-- Opening Marker --

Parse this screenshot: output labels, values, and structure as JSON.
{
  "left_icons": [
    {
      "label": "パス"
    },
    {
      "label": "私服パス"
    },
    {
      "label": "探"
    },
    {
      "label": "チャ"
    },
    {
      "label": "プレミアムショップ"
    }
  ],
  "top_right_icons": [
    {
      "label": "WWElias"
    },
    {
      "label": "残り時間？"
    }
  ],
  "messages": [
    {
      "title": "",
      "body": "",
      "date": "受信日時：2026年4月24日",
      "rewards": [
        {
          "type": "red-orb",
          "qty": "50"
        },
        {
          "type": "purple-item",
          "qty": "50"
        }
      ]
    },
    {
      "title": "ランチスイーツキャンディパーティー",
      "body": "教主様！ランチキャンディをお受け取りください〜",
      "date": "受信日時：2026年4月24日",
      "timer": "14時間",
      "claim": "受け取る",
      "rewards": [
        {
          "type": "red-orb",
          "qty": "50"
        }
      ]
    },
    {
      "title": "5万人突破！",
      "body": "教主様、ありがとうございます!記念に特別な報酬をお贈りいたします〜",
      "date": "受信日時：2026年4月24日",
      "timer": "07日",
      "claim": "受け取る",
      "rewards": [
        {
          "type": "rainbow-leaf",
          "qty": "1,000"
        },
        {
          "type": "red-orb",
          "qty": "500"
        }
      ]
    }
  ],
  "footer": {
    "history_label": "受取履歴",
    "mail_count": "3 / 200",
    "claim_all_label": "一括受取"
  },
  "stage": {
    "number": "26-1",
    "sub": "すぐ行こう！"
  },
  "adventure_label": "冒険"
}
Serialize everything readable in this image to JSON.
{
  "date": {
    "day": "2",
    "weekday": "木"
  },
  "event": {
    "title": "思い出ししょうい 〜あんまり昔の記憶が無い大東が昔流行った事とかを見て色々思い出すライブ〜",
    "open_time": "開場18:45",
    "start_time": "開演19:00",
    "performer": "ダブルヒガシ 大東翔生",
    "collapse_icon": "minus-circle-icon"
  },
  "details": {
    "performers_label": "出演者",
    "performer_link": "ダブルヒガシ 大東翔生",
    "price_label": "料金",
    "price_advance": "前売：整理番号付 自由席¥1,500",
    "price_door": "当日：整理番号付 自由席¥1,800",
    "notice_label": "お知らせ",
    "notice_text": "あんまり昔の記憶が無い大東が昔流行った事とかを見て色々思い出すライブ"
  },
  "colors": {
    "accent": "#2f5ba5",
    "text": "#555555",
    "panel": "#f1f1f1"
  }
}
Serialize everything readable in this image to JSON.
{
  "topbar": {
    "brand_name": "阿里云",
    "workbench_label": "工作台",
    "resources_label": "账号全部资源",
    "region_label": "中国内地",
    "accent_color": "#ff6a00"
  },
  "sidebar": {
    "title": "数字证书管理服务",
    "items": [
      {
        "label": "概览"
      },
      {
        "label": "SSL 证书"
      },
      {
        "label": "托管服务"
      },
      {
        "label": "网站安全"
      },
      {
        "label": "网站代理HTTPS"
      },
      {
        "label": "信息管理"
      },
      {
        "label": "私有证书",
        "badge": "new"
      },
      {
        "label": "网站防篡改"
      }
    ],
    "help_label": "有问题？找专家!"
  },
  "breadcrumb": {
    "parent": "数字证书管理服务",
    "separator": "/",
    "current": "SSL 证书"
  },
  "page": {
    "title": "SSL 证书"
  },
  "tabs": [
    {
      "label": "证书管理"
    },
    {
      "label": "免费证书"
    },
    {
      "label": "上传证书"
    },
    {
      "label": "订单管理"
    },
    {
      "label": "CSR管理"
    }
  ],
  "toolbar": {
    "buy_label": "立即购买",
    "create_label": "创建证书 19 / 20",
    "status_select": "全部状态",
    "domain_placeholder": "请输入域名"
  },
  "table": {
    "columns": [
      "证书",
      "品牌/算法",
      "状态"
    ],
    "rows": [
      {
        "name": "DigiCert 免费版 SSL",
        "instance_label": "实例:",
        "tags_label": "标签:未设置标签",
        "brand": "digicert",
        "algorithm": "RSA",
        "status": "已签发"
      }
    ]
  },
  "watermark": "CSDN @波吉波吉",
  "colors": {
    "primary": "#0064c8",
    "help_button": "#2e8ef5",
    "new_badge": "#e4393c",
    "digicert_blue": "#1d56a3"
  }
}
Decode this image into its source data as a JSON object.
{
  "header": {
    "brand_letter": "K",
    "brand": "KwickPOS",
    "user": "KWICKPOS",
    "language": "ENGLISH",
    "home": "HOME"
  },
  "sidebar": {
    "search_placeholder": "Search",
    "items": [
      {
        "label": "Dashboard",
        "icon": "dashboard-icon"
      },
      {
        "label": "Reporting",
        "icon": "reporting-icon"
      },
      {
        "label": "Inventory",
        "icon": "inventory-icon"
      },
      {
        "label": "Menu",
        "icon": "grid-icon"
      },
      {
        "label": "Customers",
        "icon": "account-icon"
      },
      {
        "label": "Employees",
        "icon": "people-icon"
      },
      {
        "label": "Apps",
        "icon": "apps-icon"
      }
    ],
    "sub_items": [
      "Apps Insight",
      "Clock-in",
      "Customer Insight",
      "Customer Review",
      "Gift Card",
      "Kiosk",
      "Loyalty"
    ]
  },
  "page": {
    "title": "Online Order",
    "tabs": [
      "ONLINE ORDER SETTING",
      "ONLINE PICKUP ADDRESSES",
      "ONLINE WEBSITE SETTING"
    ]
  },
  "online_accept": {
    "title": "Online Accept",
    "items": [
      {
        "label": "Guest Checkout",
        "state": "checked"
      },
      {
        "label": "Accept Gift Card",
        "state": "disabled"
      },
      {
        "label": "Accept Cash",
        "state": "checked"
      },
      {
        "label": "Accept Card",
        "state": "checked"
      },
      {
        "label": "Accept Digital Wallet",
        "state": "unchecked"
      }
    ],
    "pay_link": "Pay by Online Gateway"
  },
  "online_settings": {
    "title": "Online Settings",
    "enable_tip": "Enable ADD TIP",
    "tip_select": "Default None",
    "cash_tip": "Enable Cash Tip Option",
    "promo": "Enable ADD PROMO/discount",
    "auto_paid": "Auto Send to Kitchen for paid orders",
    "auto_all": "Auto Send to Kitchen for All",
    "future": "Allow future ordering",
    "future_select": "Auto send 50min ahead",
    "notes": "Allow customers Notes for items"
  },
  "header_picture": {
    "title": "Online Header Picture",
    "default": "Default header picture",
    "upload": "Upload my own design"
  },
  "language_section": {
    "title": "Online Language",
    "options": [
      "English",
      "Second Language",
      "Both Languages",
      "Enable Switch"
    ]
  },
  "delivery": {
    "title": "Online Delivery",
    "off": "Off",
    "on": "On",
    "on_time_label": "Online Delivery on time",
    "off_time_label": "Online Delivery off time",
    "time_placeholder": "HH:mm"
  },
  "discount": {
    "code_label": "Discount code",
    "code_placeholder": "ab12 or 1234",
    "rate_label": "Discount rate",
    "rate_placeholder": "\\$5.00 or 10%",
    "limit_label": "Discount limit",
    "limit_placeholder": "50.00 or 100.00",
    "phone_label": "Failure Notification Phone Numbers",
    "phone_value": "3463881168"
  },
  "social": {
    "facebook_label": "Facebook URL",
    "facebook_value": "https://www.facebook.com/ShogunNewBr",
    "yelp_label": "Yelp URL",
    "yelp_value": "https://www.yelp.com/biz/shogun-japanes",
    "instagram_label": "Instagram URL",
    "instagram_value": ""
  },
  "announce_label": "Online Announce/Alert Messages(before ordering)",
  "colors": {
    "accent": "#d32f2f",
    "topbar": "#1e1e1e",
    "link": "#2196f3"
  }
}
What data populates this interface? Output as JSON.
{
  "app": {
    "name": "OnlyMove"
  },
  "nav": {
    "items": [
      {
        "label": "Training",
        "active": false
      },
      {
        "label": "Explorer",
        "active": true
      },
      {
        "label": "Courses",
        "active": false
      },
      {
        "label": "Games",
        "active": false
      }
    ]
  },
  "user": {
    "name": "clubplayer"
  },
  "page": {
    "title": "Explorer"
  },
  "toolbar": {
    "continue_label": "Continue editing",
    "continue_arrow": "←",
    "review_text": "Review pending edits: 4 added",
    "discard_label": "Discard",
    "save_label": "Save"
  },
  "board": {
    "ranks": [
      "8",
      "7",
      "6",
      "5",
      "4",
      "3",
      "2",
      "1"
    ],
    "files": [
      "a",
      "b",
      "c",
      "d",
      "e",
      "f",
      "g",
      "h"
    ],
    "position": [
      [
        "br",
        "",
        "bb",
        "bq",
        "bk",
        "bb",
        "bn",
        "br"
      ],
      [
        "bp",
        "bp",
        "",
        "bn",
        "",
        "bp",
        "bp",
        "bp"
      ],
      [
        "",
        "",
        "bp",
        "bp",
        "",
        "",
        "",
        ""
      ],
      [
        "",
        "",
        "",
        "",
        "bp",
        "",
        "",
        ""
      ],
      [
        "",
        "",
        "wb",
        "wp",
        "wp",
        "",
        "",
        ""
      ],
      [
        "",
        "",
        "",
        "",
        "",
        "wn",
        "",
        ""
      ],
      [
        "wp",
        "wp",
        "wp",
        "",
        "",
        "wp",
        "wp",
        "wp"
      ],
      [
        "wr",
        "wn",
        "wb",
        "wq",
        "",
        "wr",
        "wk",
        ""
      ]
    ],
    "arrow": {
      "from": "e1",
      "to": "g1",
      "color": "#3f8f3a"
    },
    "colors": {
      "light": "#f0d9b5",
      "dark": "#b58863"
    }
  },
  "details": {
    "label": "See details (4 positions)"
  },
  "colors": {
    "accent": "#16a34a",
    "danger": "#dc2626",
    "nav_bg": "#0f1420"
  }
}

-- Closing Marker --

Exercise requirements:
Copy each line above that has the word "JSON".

Output below:
Parse this screenshot: output labels, values, and structure as JSON.
Serialize everything readable in this image to JSON.
Serialize everything readable in this image to JSON.
Decode this image into its source data as a JSON object.
What data populates this interface? Output as JSON.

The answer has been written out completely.